And that’s when it hit me. Light. That’s what my stories are all rooted in. The idea of light. That’s why I write, to be a light. That’s what I most deeply resonate with. This is what my self is rooted in, so of course it is what my writing springs up out of.
Sometimes it’s a warm light. Sometimes it might be a harsher one, even blinding. Sometimes it’s the sun on the water, sometimes a candle in a window. Whatever the type, that’s where my stories are born.
It seems rather fitting that this revelation should be inspired by the woman who wrote an entire series based around the struggle between the Dark and the Light. Even more fitting that one of the books she signed for me was The Dark is Rising, the first book in that series I ever read.
I am grateful.
(Also on that same day we went to hear Susan Cooper speak I got in the mail the edition of FrostFire Worlds containing my short story “A Spot of Orange”! It is available to purchase at the Alban Lake Shop, if anyone is interested in a copy of their own. It was a really good day.)

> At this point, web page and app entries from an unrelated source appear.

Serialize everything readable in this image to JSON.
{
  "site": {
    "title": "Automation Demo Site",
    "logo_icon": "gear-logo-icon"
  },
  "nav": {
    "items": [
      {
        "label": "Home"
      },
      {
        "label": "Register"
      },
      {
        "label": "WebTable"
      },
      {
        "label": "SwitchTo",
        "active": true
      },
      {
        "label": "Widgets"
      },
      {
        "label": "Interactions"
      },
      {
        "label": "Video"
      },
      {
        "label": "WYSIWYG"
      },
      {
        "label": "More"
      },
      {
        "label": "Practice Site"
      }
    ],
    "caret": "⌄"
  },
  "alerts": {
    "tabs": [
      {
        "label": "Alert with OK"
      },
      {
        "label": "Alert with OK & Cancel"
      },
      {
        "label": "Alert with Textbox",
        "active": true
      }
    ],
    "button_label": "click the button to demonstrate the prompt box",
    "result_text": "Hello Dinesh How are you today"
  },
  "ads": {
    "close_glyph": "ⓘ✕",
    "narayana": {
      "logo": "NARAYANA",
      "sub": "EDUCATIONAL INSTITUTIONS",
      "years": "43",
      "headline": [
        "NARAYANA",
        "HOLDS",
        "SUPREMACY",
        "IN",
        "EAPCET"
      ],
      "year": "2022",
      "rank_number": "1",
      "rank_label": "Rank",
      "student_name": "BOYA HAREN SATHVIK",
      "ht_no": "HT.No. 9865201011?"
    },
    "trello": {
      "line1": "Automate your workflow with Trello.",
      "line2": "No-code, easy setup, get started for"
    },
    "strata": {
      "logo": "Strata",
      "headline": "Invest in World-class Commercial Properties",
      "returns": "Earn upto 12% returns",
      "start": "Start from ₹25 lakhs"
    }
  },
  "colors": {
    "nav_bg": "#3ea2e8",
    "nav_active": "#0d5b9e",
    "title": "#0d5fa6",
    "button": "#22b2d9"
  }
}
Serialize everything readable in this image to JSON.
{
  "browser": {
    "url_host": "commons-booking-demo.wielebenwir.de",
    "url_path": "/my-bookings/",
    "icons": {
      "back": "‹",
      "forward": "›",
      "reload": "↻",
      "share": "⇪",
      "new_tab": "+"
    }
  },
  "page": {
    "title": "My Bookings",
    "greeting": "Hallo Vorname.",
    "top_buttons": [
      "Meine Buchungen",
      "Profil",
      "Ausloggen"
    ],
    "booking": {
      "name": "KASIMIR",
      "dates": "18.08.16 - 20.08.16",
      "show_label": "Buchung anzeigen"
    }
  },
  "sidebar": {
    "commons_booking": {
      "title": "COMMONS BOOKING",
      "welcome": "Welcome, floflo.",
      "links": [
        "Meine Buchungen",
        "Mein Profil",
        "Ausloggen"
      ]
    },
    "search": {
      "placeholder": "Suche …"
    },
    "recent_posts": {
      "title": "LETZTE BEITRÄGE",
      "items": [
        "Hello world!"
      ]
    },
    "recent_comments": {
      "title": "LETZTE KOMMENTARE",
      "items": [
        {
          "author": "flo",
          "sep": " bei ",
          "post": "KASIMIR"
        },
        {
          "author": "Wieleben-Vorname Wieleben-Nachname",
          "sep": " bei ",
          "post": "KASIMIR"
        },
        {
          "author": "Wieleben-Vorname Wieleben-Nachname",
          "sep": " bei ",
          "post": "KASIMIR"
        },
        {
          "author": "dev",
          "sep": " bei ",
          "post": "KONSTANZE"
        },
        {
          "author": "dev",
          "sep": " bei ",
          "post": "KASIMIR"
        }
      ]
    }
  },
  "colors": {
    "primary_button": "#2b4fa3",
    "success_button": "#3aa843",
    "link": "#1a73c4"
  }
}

Remember me talking about that mystery novella set in my hometown of Canton, NY in the 1930s? The one that was going to get published in June?
Well, it hit setback after setback, but at last it is ready, and it will be available on Kindle tomorrow, and in paperback soon after!
The timing has turned out beautifully appropriate after all, as the idea of shining a light in the darkness and justice interceding for the broken is so fitting for Advent.
Candles in the Dark, by Louise Bates
Pauline Gray, journalist by day and novelist by night, discovers anonymous letters are being sent to a young widow, insinuating that her husband did not die by accident. Pauline’s compassion and journalistic instincts combine to help her to seek an answer to who is sending these letters, and why. Was Bob Ferris really murdered, and if so, by whom? Before long, Pauline is uncovering evidence of a local smuggling ring and stirring up secrets some people would rather remain buried along with the dead. Despite the danger, Pauline won’t stop until she has shone a light into the hidden places of the past and seen justice done for the grieving widow and her son. No matter what the cost …
In a near-future post I’ll talk a little more about the inspiration for this story and some of my reasons for writing it. For now, I’ll simply tell you to stay tuned! It’s coming soon.